Court of Appeals judge Leslie Stein countered that, “if you think about what the purpose of the Landmarks Law ultimately is, what the decision that this court makes will decide, really [is] for whom the Landmarks Law was enacted. If the Landmarks Law was enacted for the purpose of making properties interior designated landmarks, and other properties available to the public for their education, welfare, and pleasure… then the answer is, there must be some minimal level of access. But if too many restrictions are put on people, they won’t buy these properties, and I think the Landmarks Law is very, very clear that it was intended to promote private ownership and maintenance of these landmarks, so that it didn’t rest on the government. I think in the long run, it could disserve this purpose.”

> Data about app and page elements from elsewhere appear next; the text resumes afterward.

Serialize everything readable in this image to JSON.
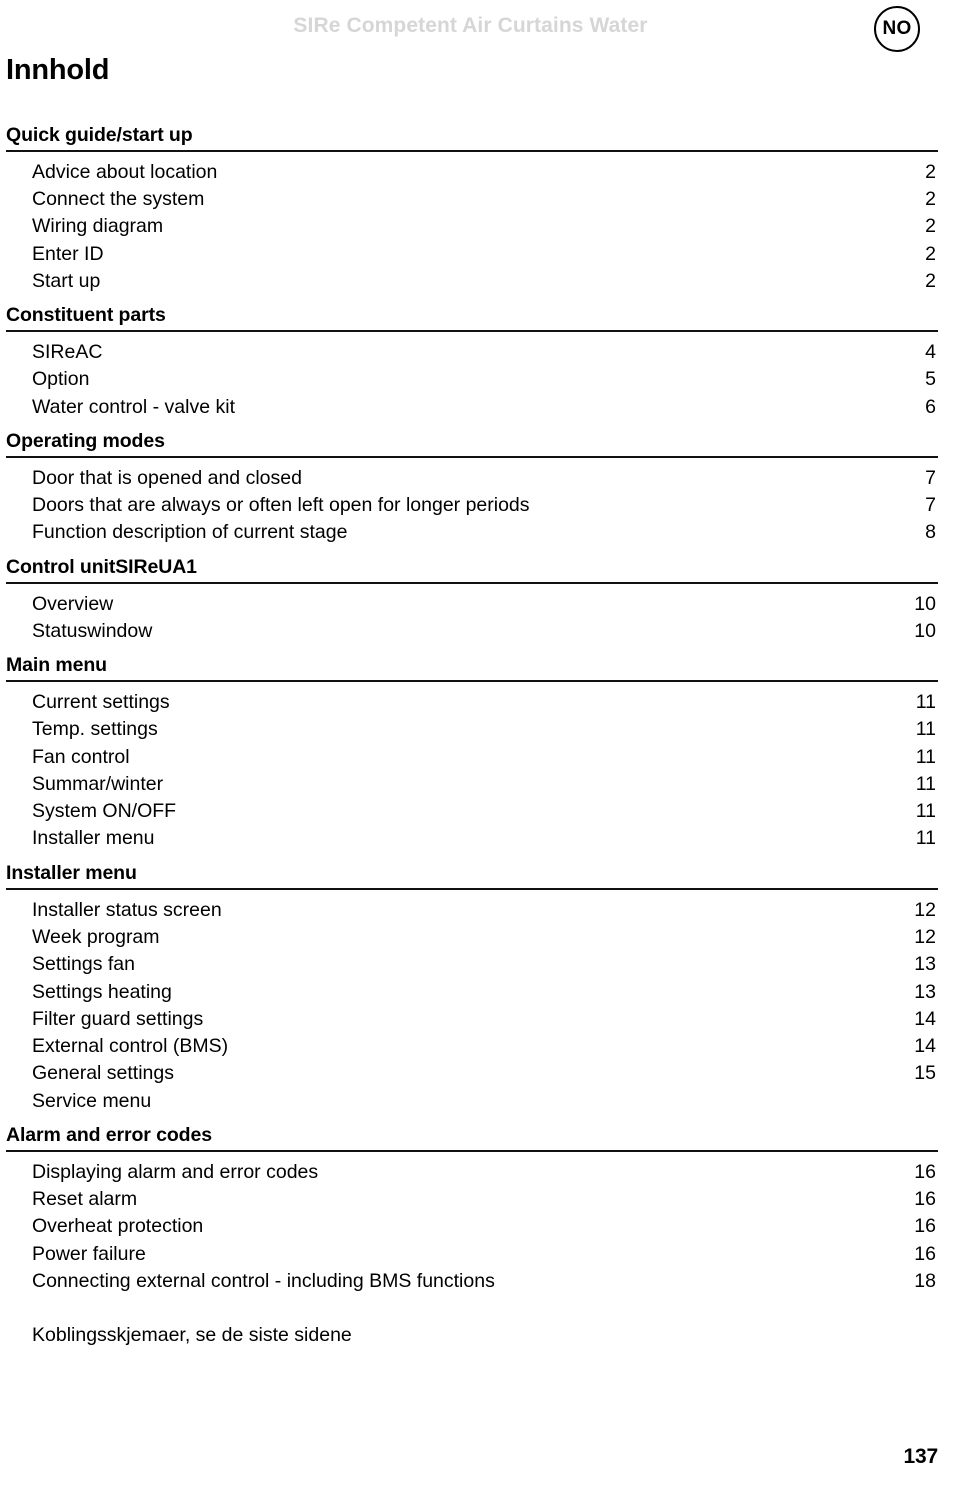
{
  "header": {
    "doc_title": "SIRe Competent Air Curtains Water",
    "language_badge": "NO"
  },
  "page_heading": "Innhold",
  "toc": {
    "sections": [
      {
        "title": "Quick guide/start up",
        "entries": [
          {
            "label": "Advice about location",
            "page": "2"
          },
          {
            "label": "Connect the system",
            "page": "2"
          },
          {
            "label": "Wiring diagram",
            "page": "2"
          },
          {
            "label": "Enter ID",
            "page": "2"
          },
          {
            "label": "Start up",
            "page": "2"
          }
        ]
      },
      {
        "title": "Constituent parts",
        "entries": [
          {
            "label": "SIReAC",
            "page": "4"
          },
          {
            "label": "Option",
            "page": "5"
          },
          {
            "label": "Water control - valve kit",
            "page": "6"
          }
        ]
      },
      {
        "title": "Operating modes",
        "entries": [
          {
            "label": "Door that is opened and closed",
            "page": "7"
          },
          {
            "label": "Doors that are always or often left open for longer periods",
            "page": "7"
          },
          {
            "label": "Function description of current stage",
            "page": "8"
          }
        ]
      },
      {
        "title": "Control unitSIReUA1",
        "entries": [
          {
            "label": "Overview",
            "page": "10"
          },
          {
            "label": "Statuswindow",
            "page": "10"
          }
        ]
      },
      {
        "title": "Main menu",
        "entries": [
          {
            "label": "Current settings",
            "page": "11"
          },
          {
            "label": "Temp. settings",
            "page": "11"
          },
          {
            "label": "Fan control",
            "page": "11"
          },
          {
            "label": "Summar/winter",
            "page": "11"
          },
          {
            "label": "System ON/OFF",
            "page": "11"
          },
          {
            "label": "Installer menu",
            "page": "11"
          }
        ]
      },
      {
        "title": "Installer menu",
        "entries": [
          {
            "label": "Installer status screen",
            "page": "12"
          },
          {
            "label": "Week program",
            "page": "12"
          },
          {
            "label": "Settings fan",
            "page": "13"
          },
          {
            "label": "Settings heating",
            "page": "13"
          },
          {
            "label": "Filter guard settings",
            "page": "14"
          },
          {
            "label": "External control (BMS)",
            "page": "14"
          },
          {
            "label": "General settings",
            "page": "15"
          },
          {
            "label": "Service menu",
            "page": ""
          }
        ]
      },
      {
        "title": "Alarm and error codes",
        "entries": [
          {
            "label": "Displaying alarm and error codes",
            "page": "16"
          },
          {
            "label": "Reset alarm",
            "page": "16"
          },
          {
            "label": "Overheat protection",
            "page": "16"
          },
          {
            "label": "Power failure",
            "page": "16"
          },
          {
            "label": "Connecting external control - including BMS functions",
            "page": "18"
          }
        ]
      }
    ],
    "closing_note": "Koblingsskjemaer, se de siste sidene"
  },
  "footer": {
    "page_number": "137"
  }
}
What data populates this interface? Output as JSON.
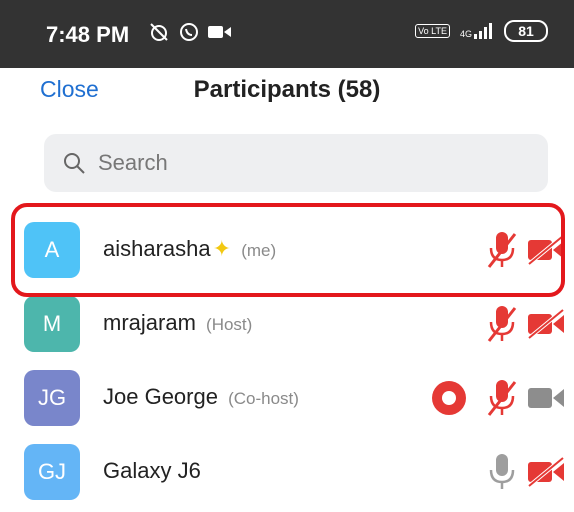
{
  "status_bar": {
    "time": "7:48 PM",
    "battery": "81",
    "network": "4G",
    "volte": "Vo LTE"
  },
  "header": {
    "close_label": "Close",
    "title": "Participants (58)"
  },
  "search": {
    "placeholder": "Search"
  },
  "participants": [
    {
      "initials": "A",
      "name": "aisharasha",
      "role": "(me)",
      "avatar_color": "#4fc3f7",
      "mic": "muted",
      "video": "off",
      "sparkle": true
    },
    {
      "initials": "M",
      "name": "mrajaram",
      "role": "(Host)",
      "avatar_color": "#4db6ac",
      "mic": "muted",
      "video": "off"
    },
    {
      "initials": "JG",
      "name": "Joe George",
      "role": "(Co-host)",
      "avatar_color": "#7986cb",
      "mic": "muted",
      "video": "on",
      "recording": true
    },
    {
      "initials": "GJ",
      "name": "Galaxy J6",
      "role": "",
      "avatar_color": "#64b5f6",
      "mic": "on",
      "video": "off"
    }
  ],
  "colors": {
    "accent": "#1f6fd1",
    "muted_red": "#e53935",
    "inactive_gray": "#9e9e9e",
    "highlight_border": "#e3181c"
  }
}
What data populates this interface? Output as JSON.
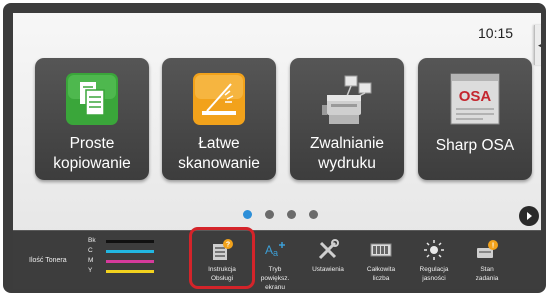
{
  "status": {
    "time": "10:15"
  },
  "tiles": [
    {
      "label_line1": "Proste",
      "label_line2": "kopiowanie",
      "icon": "copy-icon"
    },
    {
      "label_line1": "Łatwe",
      "label_line2": "skanowanie",
      "icon": "scan-icon"
    },
    {
      "label_line1": "Zwalnianie",
      "label_line2": "wydruku",
      "icon": "print-release-icon"
    },
    {
      "label_line1": "Sharp OSA",
      "label_line2": "",
      "icon": "sharp-osa-icon"
    }
  ],
  "pager": {
    "pages": 4,
    "current": 1
  },
  "toner": {
    "label": "Ilość Tonera",
    "levels": [
      {
        "code": "Bk",
        "color": "#111111"
      },
      {
        "code": "C",
        "color": "#22b6e0"
      },
      {
        "code": "M",
        "color": "#d63a9c"
      },
      {
        "code": "Y",
        "color": "#f2d21e"
      }
    ]
  },
  "functions": [
    {
      "line1": "Instrukcja",
      "line2": "Obsługi",
      "icon": "manual-icon"
    },
    {
      "line1": "Tryb",
      "line2": "powiększ.",
      "line3": "ekranu",
      "icon": "zoom-mode-icon"
    },
    {
      "line1": "Ustawienia",
      "line2": "",
      "icon": "settings-tools-icon"
    },
    {
      "line1": "Całkowita",
      "line2": "liczba",
      "icon": "counter-icon"
    },
    {
      "line1": "Regulacja",
      "line2": "jasności",
      "icon": "brightness-icon"
    },
    {
      "line1": "Stan",
      "line2": "zadania",
      "icon": "job-status-icon"
    }
  ],
  "colors": {
    "highlight": "#d4242a",
    "pager_active": "#2d8fd8",
    "copy_tile": "#3aa63a",
    "scan_tile": "#f2a21b"
  }
}
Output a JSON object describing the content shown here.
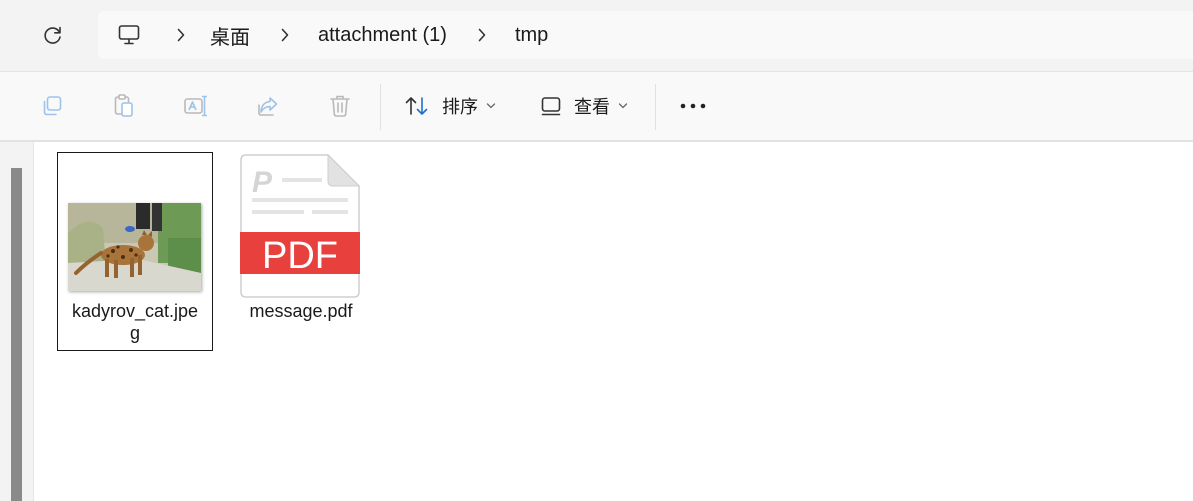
{
  "address_bar": {
    "refresh_icon": "refresh-icon",
    "root_icon": "this-pc-icon",
    "breadcrumbs": [
      "桌面",
      "attachment (1)",
      "tmp"
    ]
  },
  "command_bar": {
    "copy_icon": "copy-icon",
    "paste_icon": "paste-icon",
    "rename_icon": "rename-icon",
    "share_icon": "share-icon",
    "delete_icon": "delete-icon",
    "sort_label": "排序",
    "view_label": "查看",
    "more_icon": "more-icon"
  },
  "files": [
    {
      "name": "kadyrov_cat.jpe\ng",
      "type": "image",
      "selected": true
    },
    {
      "name": "message.pdf",
      "type": "pdf",
      "selected": false
    }
  ],
  "pdf_badge": "PDF",
  "colors": {
    "pdf_red": "#e8413d",
    "accent_blue": "#1f6fd0",
    "disabled_icon": "#9cc3ea"
  }
}
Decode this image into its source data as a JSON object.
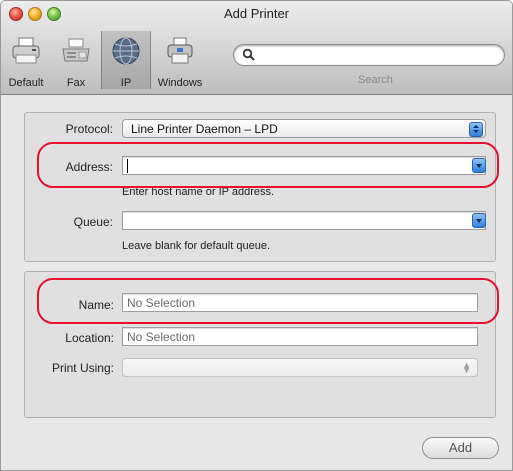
{
  "window": {
    "title": "Add Printer"
  },
  "toolbar": {
    "items": [
      {
        "label": "Default",
        "icon": "default-printer-icon"
      },
      {
        "label": "Fax",
        "icon": "fax-icon"
      },
      {
        "label": "IP",
        "icon": "globe-icon",
        "selected": true
      },
      {
        "label": "Windows",
        "icon": "windows-printer-icon"
      }
    ],
    "search": {
      "label": "Search",
      "value": "",
      "icon": "magnifier-icon"
    }
  },
  "form": {
    "protocol": {
      "label": "Protocol:",
      "value": "Line Printer Daemon – LPD"
    },
    "address": {
      "label": "Address:",
      "value": "",
      "hint": "Enter host name or IP address."
    },
    "queue": {
      "label": "Queue:",
      "value": "",
      "hint": "Leave blank for default queue."
    },
    "name": {
      "label": "Name:",
      "value": "No Selection"
    },
    "location": {
      "label": "Location:",
      "value": "No Selection"
    },
    "print_using": {
      "label": "Print Using:",
      "value": ""
    }
  },
  "actions": {
    "add_label": "Add"
  },
  "colors": {
    "highlight": "#e8102c",
    "accent": "#2f7fd8"
  }
}
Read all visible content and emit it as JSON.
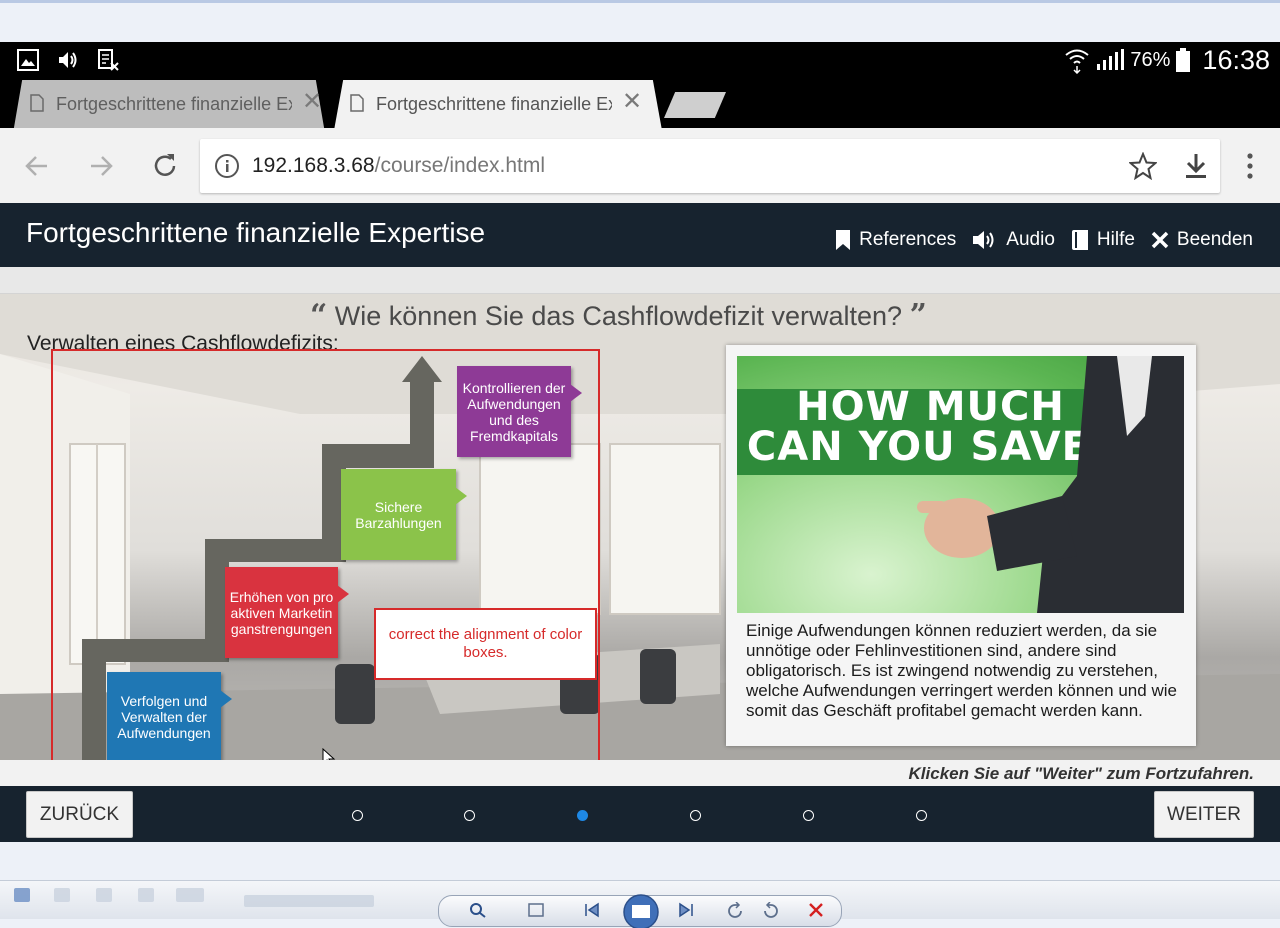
{
  "android_status": {
    "battery_percent": "76%",
    "time": "16:38"
  },
  "browser": {
    "tabs": [
      {
        "label": "Fortgeschrittene finanzielle Expertise",
        "active": false
      },
      {
        "label": "Fortgeschrittene finanzielle Expertise",
        "active": true
      }
    ],
    "url_host": "192.168.3.68",
    "url_path": "/course/index.html"
  },
  "course": {
    "title": "Fortgeschrittene finanzielle Expertise",
    "menu": [
      {
        "icon": "bookmark-icon",
        "label": "References"
      },
      {
        "icon": "speaker-icon",
        "label": "Audio"
      },
      {
        "icon": "book-icon",
        "label": "Hilfe"
      },
      {
        "icon": "close-icon",
        "label": "Beenden"
      }
    ]
  },
  "slide": {
    "question": "Wie können Sie das Cashflowdefizit verwalten?",
    "section_title": "Verwalten eines Cashflowdefizits:",
    "steps": [
      {
        "label": "Verfolgen und Verwalten der Aufwendungen",
        "color": "#1f77b4"
      },
      {
        "label": "Erhöhen von pro aktiven Marketin ganstrengungen",
        "color": "#d9333f"
      },
      {
        "label": "Sichere Barzahlungen",
        "color": "#8bc34a"
      },
      {
        "label": "Kontrollieren der Aufwendungen und des Fremdkapitals",
        "color": "#8e3a96"
      }
    ],
    "review_note": "correct the alignment of color boxes.",
    "promo_line_1": "HOW MUCH",
    "promo_line_2": "CAN YOU SAVE?",
    "card_text": "Einige Aufwendungen können reduziert werden, da sie unnötige oder Fehlinvestitionen sind, andere sind obligatorisch. Es ist zwingend notwendig zu verstehen, welche Aufwendungen verringert werden können und wie somit das Geschäft profitabel gemacht werden kann.",
    "hint": "Klicken Sie auf \"Weiter\" zum Fortzufahren."
  },
  "navigation": {
    "back_label": "ZURÜCK",
    "next_label": "WEITER",
    "page_count": 6,
    "current_page": 3
  },
  "colors": {
    "header_bg": "#17232f",
    "active_dot": "#1e88e5",
    "review_red": "#d62a2a"
  }
}
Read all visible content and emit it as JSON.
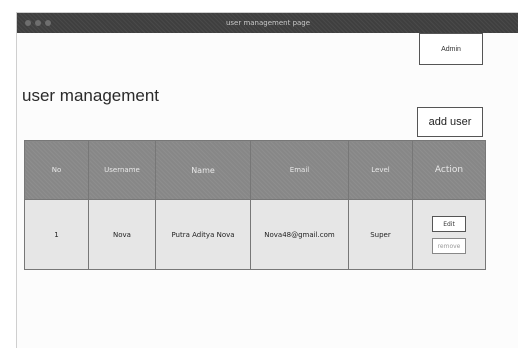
{
  "window": {
    "title": "user management page"
  },
  "header": {
    "admin_label": "Admin"
  },
  "page": {
    "title": "user management",
    "add_user_label": "add user"
  },
  "table": {
    "columns": [
      "No",
      "Username",
      "Name",
      "Email",
      "Level",
      "Action"
    ],
    "rows": [
      {
        "no": "1",
        "username": "Nova",
        "name": "Putra Aditya Nova",
        "email": "Nova48@gmail.com",
        "level": "Super",
        "edit_label": "Edit",
        "remove_label": "remove"
      }
    ]
  },
  "colors": {
    "titlebar": "#3f3f3f",
    "table_header": "#878787",
    "table_row": "#e6e6e6"
  }
}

When the Court of Appeals handed down its decision on March 28, judge Michael Garcia wrote for the majority, when he found that, “at bottom, the Landmarks Law invests the LPC with broad discretion…. given the Landmark Law’s diverse statutory purposes, which range from the ‘protection, enhancement and perpetuation’ of landmarks to ‘strengthen[ing] the economy of the city.'” He also concluded that the Commission’s approval of the developer’s plans, “constituted a rational exercise of the LPC’s discretion based on its unique expertise.” Finally, he decided that, “because of this ‘very wide discretion’ we do not ‘have the power to substitute [our] judgment in place of the judgment of the properly delegated administrative officials.” This amounted to an okay from the State’s highest court, affirming the LPC’s original decision to allow the developer’s plan for the clock tower art 346 Broadway to move forward.
In a stinging dissent, judge Jenny Rivera (joined by judge Rowan Wilson) wrote that, “in order to effectuate the Law’s… purposes, the LPC must approve only those changes and alterations that do not imperil the integrity of a designated structure,” adding that, “although the LPC has great latitude to decide whether to approve an alteration to an interior landmark, it cannot approve an alteration that, by its very nature, amounts to a de facto rescission of a landmark designation.”
She also observed that, “transforming an interior landmark into a private residence, such that it is completely closed off from the public, annuls its designation and is inconsistent with the purpose of the Landmarks Preservation Law,” and concluded that, “the Landmarks Preservation Law is not, as Developer would have it, for the benefit of those who can pay a high cost for private access. Nor is it intended to facilitate the desires of those who would rather do away with the public’s cultural assets because they pose an inconvenience to private interests.”